Fans of Ed Bourelle's Skeleton Key Games map tiles can use TIAMAT which is a tile layout web application.  Obviously I was unable to test the software with the sample tavern map I used with the other apps because there are no editing functions.  The map I made took literally 5 minutes to put together, but with 3,216 different tiles to choose from, you could easily spend hours pouring over the gorgeous tiles.  Although the app is free to use, exporting them is done through the RPG Objects storefront, you will need to set up an account and each map export costs $2.00 (RPG Objects are giving away 1 free export a month as an incentive).  8/10 "So many tile options..."

BattleMAPR (http://battlemapr.com/)

This free web application is limited to an 8x10 grid and has a very limited tile set and you can only only uses 3 layers per square.  Once you've set up an account you can add your own tiles, but there is a submission and approval process so it's not instantaneous.  Development seems to have stalled at the moment and I hope that the coders pick up work again soon as this is a veery noble effort and I really like the clean no nonsense interface.  4/10 "I will follow your progress closely young Jedi"

Pymapper (http://www.pymapper.com)

This is a free Windows application (and alledgedly Mac OSX and Linux using a Python interpreter) and is like a cross between TIAMAT and Dungeon Painter/Dunjinni.  It's predominantly a tile layout system for use with the WotC D&D tiles, the idea being that you can build a library of the tiles you have and then design using only those tiles.  The tiles are double sided and therefore you sometimes have to choose between one side or the other.  Fortunately there is an "unlimited" mode which allows you to use multiple copies of the same tile.  The interface is slow and a little clumsy as the tiles often don't snap to where you've dragged them, but it's better than nothing.  The tiles themselves are quite low res scans of the original and I'm not sure how good they'd look when printed out.  One big issue is that the tiles do not include any transparent "objects" like tables or chairs so if you want to dress your battlemap beyond the WotC offerings you are still going to have to hunt down the images in the CSUAC or in the Dunjinni forums.  6/10 "Almost a real contender"

Apologies if I've missed out any other tools, or if you know of any you want me to try out, just drop me a comment below.

Other Posts in this Series:


  1. I came across a tool called Pymapper but I haven't had a chance to try it out.
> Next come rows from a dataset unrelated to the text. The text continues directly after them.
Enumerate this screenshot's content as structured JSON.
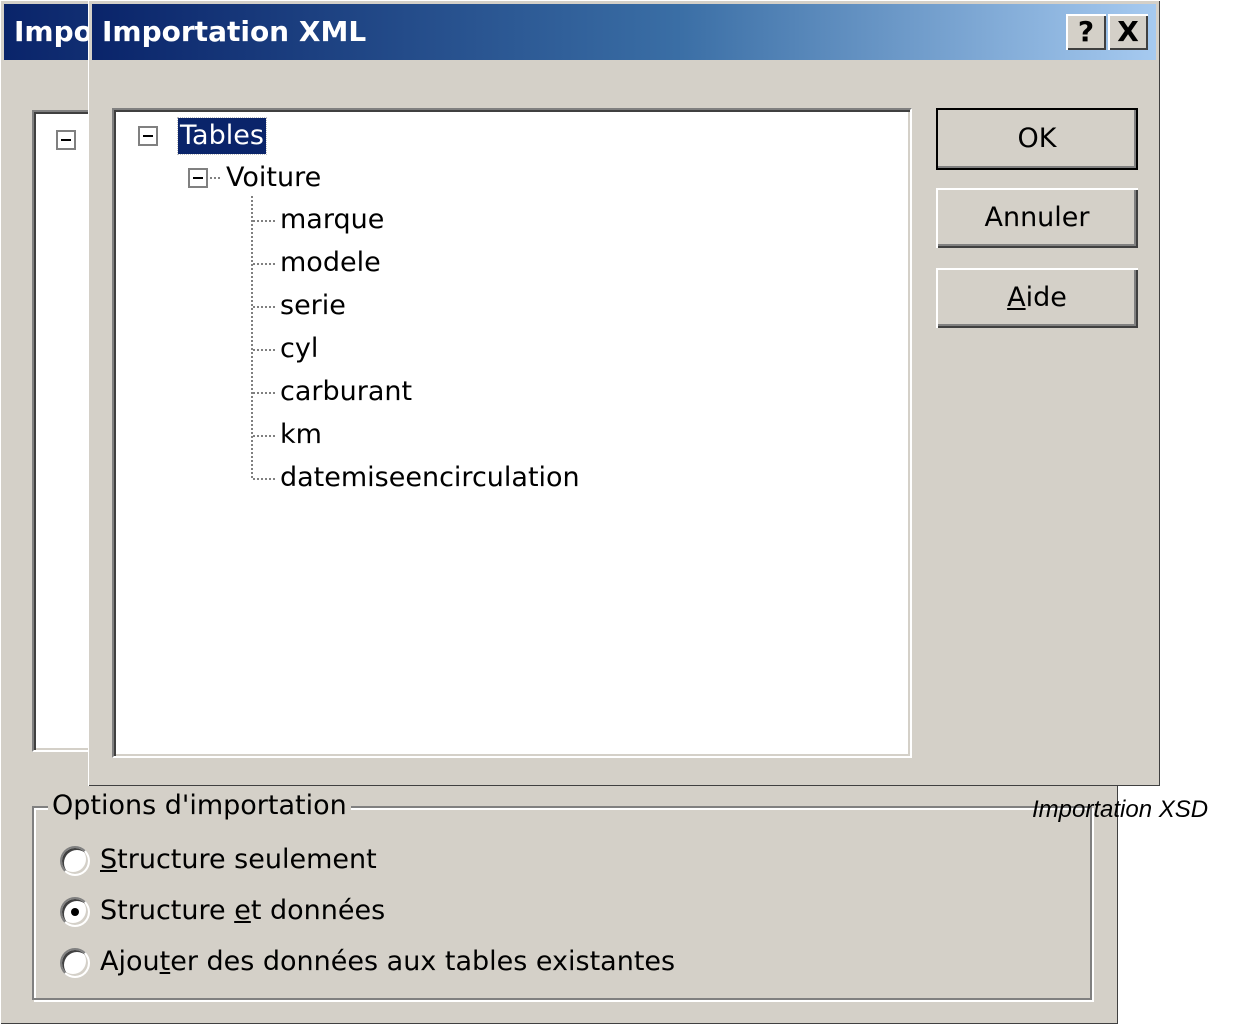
{
  "back_dialog": {
    "title": "Importation XSD",
    "options_group_label": "Options d'importation",
    "radio_options": [
      {
        "pre": "",
        "key": "S",
        "post": "tructure seulement",
        "checked": false
      },
      {
        "pre": "Structure ",
        "key": "e",
        "post": "t données",
        "checked": true
      },
      {
        "pre": "Ajou",
        "key": "t",
        "post": "er des données aux tables existantes",
        "checked": false
      }
    ]
  },
  "front_dialog": {
    "title": "Importation XML",
    "help_button": "?",
    "close_button": "X",
    "tree": {
      "root": "Tables",
      "table": "Voiture",
      "fields": [
        "marque",
        "modele",
        "serie",
        "cyl",
        "carburant",
        "km",
        "datemiseencirculation"
      ]
    },
    "buttons": {
      "ok": "OK",
      "cancel": "Annuler",
      "help_key": "A",
      "help_rest": "ide"
    }
  },
  "caption": "Importation XSD"
}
I would be interested to see how you compare it to those you have already tested.


  2. I've given Pymapper a miss as I'm running Mac OSX and the installation of Python was too onerus. However, I've downloaded all the tilesets and will do a comparison using Google Sketchup to lay them out.

  3. Great article. Gives a really good overview and some of them I didn't note before. Though I'd give Dunjinni a worse rating. Additional to your points mentioned you couldn't stick tiles to the grid, afair and the overall usability was bad. Therefore I just tried it once.

  4. Thanks Jan, The interface for Dunjinni is a bit quirky particularly where snapping to grid is concerned. In the "Tools" menu there's a "snap to grid" toggle and in the "Preferences" panel you can set whether it snaps to the center of a tile or on the vertices. I do find that I am constantly switching between vertices and center all throughout the build process.

  5. Great list! Definitely going to have to check out Dungeon Painter in more detail; I've been looking to create quicker battlemats for my Roll20 games for some time.

  6. A new one you might want to try out is MapForge (http://www.mapforge-software.com/). It's specifically designed for creating tactical-scale battlemaps.

    1. Thanks for the comment. I've not tried it, but the screenshots look good. I should really update this woefully out of date page.